---- PROVIDED DATA

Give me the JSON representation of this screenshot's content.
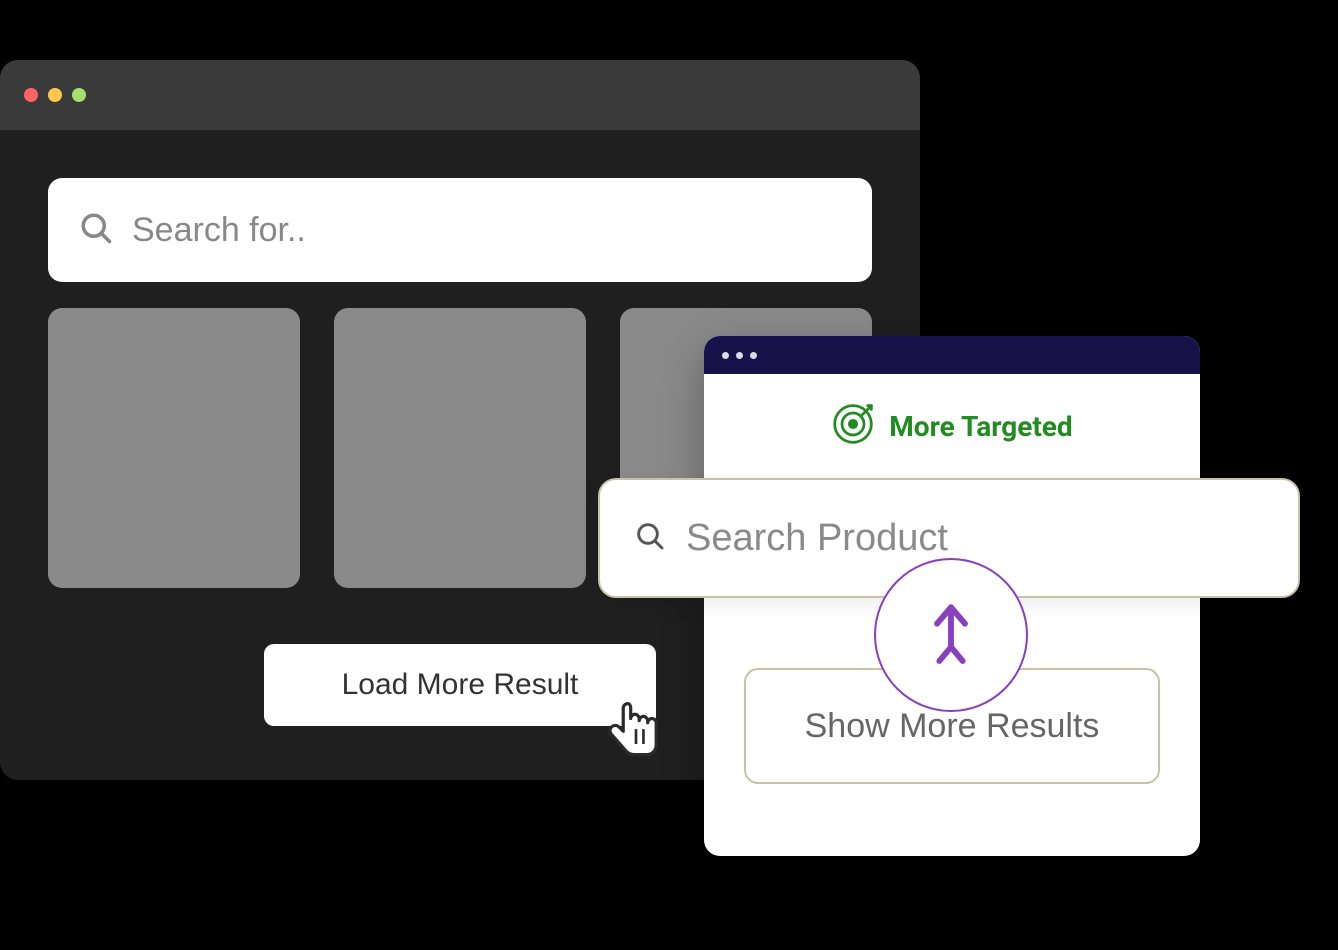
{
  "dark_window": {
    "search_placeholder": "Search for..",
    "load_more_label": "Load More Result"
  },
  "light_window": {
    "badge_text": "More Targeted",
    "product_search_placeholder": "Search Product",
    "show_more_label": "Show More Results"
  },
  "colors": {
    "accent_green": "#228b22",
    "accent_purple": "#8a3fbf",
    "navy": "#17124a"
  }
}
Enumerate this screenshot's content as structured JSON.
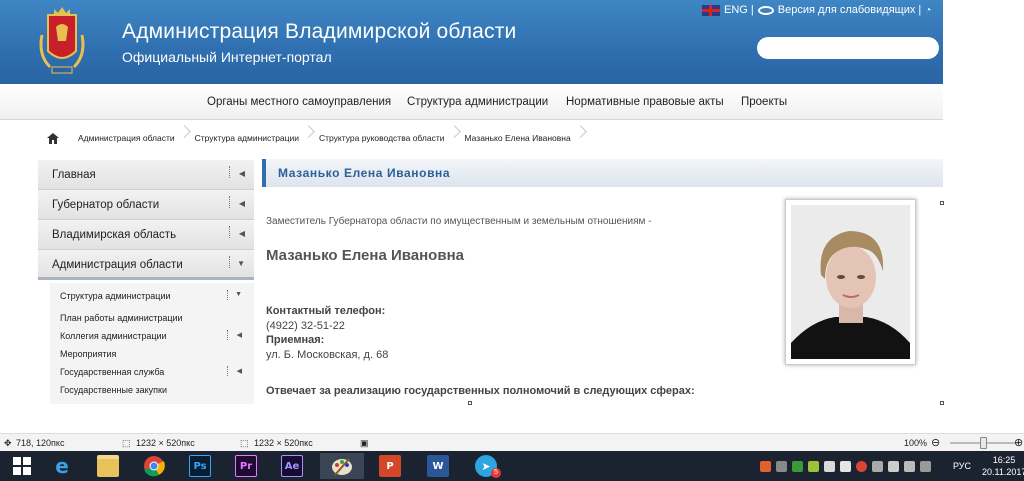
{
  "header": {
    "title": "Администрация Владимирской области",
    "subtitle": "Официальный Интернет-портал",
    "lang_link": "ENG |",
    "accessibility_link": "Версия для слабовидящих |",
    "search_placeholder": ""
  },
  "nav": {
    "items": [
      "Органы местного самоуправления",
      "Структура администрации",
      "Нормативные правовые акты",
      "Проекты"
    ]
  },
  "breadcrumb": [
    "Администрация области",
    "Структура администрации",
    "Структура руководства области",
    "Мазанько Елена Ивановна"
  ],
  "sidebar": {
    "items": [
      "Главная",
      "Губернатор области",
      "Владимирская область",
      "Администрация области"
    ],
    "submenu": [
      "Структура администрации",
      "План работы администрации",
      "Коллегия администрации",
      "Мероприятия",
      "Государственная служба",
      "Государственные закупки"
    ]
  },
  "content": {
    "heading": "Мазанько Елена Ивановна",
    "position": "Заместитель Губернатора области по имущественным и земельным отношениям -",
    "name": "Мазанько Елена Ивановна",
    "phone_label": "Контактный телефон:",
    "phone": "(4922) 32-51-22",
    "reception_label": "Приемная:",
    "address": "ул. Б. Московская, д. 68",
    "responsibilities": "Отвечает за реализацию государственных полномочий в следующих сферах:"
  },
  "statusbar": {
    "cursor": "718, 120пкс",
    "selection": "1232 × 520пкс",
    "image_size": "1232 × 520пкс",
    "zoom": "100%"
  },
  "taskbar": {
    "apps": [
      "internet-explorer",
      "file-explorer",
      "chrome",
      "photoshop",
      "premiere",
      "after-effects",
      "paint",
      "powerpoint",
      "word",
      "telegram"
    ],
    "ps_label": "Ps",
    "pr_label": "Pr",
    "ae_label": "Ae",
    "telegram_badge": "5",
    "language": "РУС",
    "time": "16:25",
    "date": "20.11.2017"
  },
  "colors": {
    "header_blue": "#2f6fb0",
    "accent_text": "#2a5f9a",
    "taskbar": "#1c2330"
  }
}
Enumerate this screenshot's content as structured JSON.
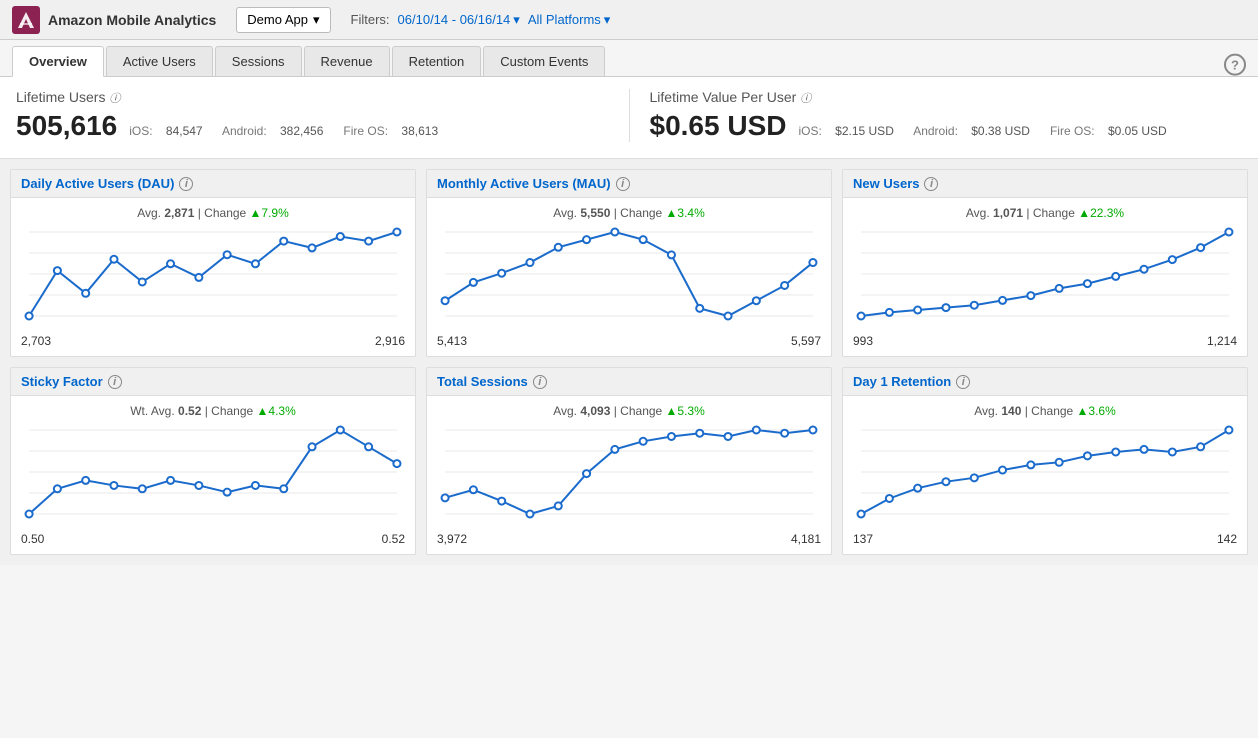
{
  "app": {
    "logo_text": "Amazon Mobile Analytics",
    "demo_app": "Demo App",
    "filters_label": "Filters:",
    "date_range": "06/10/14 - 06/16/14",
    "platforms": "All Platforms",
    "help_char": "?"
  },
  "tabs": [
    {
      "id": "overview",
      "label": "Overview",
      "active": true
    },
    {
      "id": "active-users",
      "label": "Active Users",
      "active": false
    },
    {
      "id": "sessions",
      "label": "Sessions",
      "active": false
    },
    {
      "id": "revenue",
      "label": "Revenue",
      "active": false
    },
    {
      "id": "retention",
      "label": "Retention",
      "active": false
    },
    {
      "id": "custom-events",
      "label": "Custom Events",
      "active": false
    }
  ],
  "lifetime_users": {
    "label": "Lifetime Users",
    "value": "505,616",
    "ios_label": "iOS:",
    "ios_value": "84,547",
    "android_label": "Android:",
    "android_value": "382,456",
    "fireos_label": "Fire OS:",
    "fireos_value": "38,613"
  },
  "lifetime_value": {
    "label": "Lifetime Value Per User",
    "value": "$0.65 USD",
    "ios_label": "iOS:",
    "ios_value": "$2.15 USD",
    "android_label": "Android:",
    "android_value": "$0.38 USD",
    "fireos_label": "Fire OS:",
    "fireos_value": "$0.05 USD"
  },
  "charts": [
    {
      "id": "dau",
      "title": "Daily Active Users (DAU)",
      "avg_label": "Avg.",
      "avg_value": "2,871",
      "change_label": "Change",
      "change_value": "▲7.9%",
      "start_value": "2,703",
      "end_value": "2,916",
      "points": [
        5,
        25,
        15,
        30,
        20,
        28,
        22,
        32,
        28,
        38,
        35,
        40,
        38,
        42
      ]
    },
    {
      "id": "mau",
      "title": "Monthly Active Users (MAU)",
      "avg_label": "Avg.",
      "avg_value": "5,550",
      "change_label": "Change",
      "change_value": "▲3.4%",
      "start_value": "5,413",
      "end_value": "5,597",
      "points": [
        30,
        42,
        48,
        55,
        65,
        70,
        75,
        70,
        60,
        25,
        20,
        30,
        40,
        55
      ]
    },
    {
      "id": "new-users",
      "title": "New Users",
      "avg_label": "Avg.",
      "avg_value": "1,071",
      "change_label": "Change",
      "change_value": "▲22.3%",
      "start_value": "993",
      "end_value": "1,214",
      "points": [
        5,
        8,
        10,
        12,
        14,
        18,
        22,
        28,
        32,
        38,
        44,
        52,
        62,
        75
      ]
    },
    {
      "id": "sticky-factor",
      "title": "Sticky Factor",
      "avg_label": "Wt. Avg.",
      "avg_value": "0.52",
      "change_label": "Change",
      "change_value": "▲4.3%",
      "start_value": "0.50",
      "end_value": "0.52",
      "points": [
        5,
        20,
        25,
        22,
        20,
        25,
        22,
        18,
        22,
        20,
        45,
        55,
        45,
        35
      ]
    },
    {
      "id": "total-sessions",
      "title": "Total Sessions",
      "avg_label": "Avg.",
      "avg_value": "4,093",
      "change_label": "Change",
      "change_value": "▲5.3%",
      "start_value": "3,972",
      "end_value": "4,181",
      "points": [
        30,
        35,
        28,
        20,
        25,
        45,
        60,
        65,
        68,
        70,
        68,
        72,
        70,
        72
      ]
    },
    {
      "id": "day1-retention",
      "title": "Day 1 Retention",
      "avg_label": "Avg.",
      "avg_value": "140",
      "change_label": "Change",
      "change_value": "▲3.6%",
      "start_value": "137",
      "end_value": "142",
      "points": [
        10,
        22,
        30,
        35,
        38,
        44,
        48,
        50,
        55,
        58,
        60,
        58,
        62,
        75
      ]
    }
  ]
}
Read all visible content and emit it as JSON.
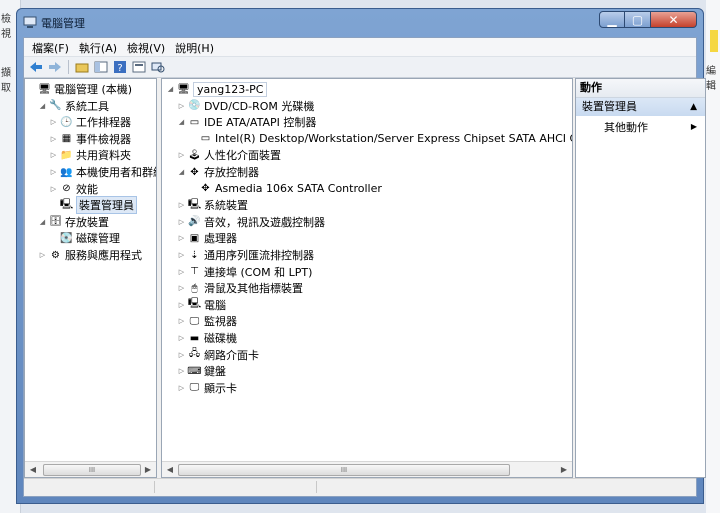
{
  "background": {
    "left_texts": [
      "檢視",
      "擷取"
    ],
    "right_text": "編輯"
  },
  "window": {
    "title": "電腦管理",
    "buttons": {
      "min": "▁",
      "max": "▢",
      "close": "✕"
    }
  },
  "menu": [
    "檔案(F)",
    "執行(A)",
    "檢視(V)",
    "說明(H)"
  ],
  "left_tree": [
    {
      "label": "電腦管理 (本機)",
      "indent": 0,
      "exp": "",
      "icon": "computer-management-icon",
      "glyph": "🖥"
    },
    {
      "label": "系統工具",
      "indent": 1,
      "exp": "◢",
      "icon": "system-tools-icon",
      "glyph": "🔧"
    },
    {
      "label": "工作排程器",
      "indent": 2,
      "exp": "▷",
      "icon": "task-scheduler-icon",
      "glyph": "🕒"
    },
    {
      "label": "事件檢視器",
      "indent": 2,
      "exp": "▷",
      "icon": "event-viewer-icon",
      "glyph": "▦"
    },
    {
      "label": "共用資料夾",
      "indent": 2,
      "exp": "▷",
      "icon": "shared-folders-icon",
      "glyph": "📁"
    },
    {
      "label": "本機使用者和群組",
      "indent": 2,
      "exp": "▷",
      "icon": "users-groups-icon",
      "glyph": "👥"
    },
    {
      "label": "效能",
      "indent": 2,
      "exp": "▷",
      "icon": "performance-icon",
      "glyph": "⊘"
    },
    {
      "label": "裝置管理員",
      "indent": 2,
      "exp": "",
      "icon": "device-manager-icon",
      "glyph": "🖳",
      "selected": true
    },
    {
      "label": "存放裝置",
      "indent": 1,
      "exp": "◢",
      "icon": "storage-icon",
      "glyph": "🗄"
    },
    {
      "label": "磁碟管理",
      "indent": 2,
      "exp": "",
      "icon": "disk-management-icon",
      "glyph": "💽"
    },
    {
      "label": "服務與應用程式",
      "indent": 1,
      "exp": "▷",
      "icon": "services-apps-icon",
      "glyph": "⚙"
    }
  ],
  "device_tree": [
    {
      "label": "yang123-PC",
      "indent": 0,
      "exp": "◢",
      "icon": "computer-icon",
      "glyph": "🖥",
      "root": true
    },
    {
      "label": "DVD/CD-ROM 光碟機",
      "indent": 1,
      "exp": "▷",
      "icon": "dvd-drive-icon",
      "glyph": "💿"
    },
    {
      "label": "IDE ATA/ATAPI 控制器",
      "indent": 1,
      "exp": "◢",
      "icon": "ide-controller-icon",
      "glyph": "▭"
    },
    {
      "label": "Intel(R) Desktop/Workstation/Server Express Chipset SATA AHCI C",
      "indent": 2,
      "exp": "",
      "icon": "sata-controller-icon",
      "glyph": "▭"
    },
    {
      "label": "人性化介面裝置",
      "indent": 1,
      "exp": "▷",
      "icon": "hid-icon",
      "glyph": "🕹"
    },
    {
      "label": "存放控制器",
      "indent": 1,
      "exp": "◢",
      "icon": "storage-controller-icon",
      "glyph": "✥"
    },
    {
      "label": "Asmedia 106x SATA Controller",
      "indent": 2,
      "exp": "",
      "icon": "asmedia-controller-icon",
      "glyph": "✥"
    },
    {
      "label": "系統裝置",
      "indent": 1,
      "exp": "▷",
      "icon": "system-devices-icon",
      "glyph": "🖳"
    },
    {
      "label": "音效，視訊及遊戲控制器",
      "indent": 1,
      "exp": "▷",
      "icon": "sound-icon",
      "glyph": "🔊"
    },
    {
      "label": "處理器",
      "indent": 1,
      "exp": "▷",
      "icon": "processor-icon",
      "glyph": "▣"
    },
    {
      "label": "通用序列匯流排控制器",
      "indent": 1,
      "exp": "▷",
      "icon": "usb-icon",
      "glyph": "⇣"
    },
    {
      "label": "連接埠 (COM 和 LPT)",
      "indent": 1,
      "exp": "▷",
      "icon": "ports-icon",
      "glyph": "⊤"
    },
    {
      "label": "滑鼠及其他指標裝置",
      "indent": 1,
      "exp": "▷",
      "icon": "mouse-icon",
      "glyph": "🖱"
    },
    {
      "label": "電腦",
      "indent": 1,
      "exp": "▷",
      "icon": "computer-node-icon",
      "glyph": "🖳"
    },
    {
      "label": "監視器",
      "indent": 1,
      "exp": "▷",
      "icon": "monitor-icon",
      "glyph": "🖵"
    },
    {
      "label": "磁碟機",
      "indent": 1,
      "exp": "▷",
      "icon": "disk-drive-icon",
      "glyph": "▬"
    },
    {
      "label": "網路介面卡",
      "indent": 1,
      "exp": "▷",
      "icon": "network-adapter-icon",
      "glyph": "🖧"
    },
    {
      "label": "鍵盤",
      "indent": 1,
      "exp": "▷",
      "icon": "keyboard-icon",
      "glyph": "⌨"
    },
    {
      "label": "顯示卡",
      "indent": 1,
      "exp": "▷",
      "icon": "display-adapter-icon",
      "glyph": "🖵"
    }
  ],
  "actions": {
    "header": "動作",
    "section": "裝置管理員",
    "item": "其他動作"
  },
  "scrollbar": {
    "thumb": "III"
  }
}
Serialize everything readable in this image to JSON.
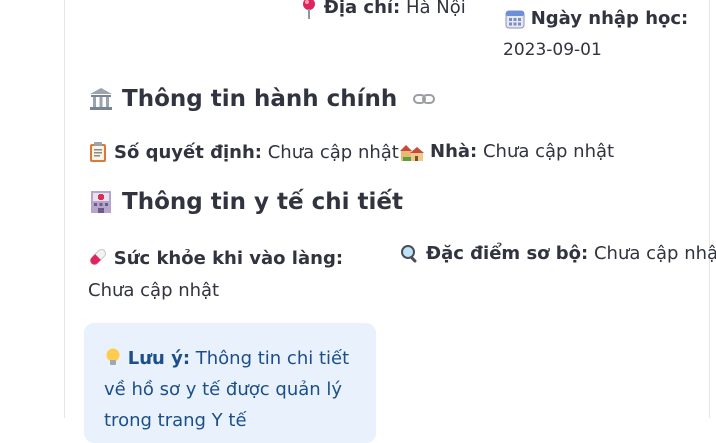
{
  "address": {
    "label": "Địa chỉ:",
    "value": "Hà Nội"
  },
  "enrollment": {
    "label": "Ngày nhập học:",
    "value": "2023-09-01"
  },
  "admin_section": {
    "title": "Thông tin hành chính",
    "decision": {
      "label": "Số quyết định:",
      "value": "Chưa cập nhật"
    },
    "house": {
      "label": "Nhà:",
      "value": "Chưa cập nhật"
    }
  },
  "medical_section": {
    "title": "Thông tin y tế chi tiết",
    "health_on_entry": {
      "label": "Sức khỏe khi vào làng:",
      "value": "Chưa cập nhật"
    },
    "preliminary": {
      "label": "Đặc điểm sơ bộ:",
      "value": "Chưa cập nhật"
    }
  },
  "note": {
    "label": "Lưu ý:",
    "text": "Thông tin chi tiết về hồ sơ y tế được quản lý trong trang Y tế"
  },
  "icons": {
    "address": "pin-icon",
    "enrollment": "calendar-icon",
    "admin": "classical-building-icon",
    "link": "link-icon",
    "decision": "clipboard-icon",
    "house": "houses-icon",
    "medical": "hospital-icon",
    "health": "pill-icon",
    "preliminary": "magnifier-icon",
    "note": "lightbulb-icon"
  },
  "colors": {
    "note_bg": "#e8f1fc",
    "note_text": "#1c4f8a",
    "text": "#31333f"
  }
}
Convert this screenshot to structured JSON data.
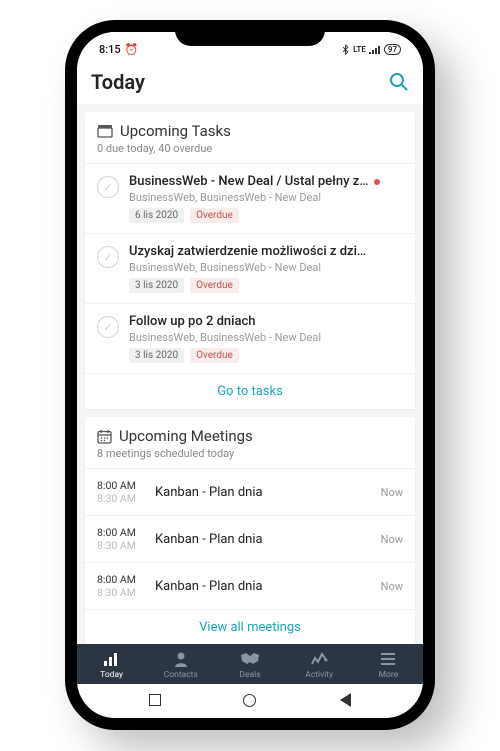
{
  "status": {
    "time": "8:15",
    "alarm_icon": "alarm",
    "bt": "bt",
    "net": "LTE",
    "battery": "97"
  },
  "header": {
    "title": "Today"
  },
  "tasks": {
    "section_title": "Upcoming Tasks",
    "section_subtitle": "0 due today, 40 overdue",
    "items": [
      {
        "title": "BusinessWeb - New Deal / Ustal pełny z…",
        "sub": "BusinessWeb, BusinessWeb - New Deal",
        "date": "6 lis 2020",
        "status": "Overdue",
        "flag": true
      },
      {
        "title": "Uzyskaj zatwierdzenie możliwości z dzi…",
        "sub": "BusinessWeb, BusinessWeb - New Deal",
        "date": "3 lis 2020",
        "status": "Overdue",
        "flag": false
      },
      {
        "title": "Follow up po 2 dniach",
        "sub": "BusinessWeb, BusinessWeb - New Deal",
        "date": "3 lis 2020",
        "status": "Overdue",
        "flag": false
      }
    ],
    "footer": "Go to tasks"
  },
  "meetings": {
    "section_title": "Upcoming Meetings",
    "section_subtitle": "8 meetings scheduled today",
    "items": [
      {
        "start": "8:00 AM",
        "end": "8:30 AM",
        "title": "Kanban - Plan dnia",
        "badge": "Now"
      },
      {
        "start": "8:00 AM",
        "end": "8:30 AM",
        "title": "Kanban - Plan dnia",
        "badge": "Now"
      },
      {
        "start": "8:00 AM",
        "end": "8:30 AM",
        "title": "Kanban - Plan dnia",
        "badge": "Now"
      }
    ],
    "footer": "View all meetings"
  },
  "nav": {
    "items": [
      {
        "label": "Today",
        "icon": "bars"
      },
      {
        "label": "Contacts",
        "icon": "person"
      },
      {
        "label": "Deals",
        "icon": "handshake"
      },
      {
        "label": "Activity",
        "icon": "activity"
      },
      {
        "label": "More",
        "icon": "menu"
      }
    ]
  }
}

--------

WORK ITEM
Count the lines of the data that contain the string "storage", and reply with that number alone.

ANSWER AREA
2